The husband of a British classical pianist has confessed to plagiarizing recordings and putting them under his late wife's name, according to a report by the classical music magazine Gramophone.
Pianist Joyce Hatto gained posthumous notoriety this month when technology used as part of Apple's iTunes software revealed similarities between two recordings. The technology, which recognizes tracks on a CD that are being imported by a computer, identified a recording attributed to Hatto as an album by another performer.
Gramophone, which first reported the controversy on its Web site, retained sound engineers to analyze Hatto's CDs. The engineers found that her alleged recordings, produced under a small music label run by her husband, were identical -- down to fractions of a second -- to performances by other pianists.
Her husband, William Barrington-Coupe, denied any wrongdoing last week but later confessed to the plagiarism in a letter to the head of BIS Records, one of the labels that produced one of the plagiarized recordings, Gramophone reported.
The scandal has spread in technology and classical music circles, with music fans and techies posting more than a dozen other plagiarism allegations under Hatto's entry on Wikipedia.
The obscure pianist died last year, a result of a cancer that had prevented her from playing in public for decades. According to the magazine's editor, the letter written by Barrington-Coupe notes that Hatto was unaware of the deception and that the pilfering of recordings began when Hatto's recordings were marred by grunts of pain caused by the cancer.
A call to Barrington-Coupe's office went unanswered yesterday.
Barrington-Coupe told the magazine yesterday that he had destroyed all of his labels' recordings.
"I've closed the operation down, I've had the stock completely destroyed," he told the magazine. "Now I just want a little bit of peace."
Barrington-Coupe declined to identify for the magazine which performances were genuine and which were pilfered. It is unclear what legal consequences he might face. The British Phonographic Industry, the British equivalent to the Recording Industry Association of America, could not be reached yesterday.

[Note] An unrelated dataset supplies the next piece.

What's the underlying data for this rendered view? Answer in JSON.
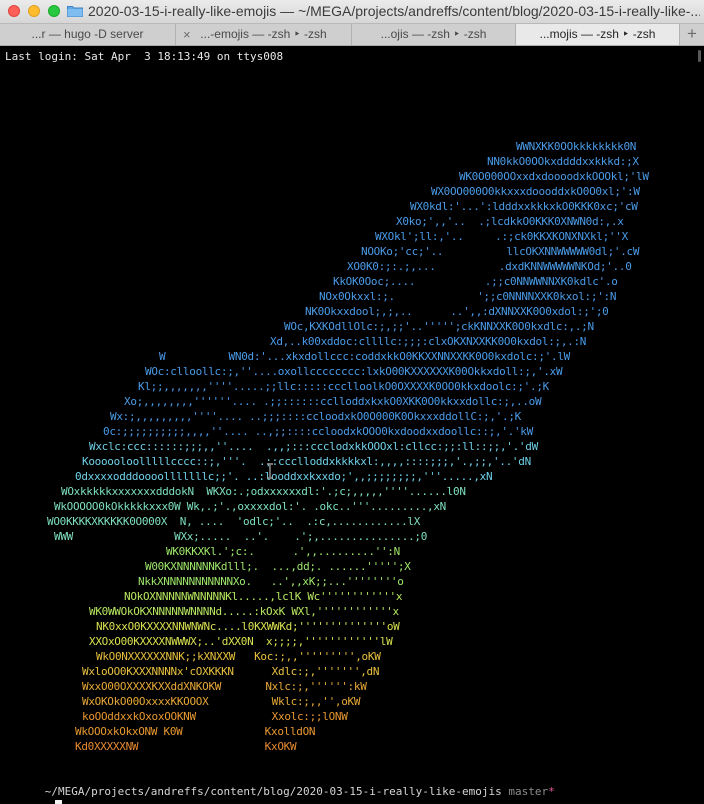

Gramophone's editor, James Inverne, said it could take years before anyone knows which recordings are genuine Hatto performances. There are more than 100 recordings under her name from her husband's label, Concert Artist.
"She has definitely secured a place in music history," he said. "It would be nice if that were for the right reasons -- but we can't know what the right place is until we know more."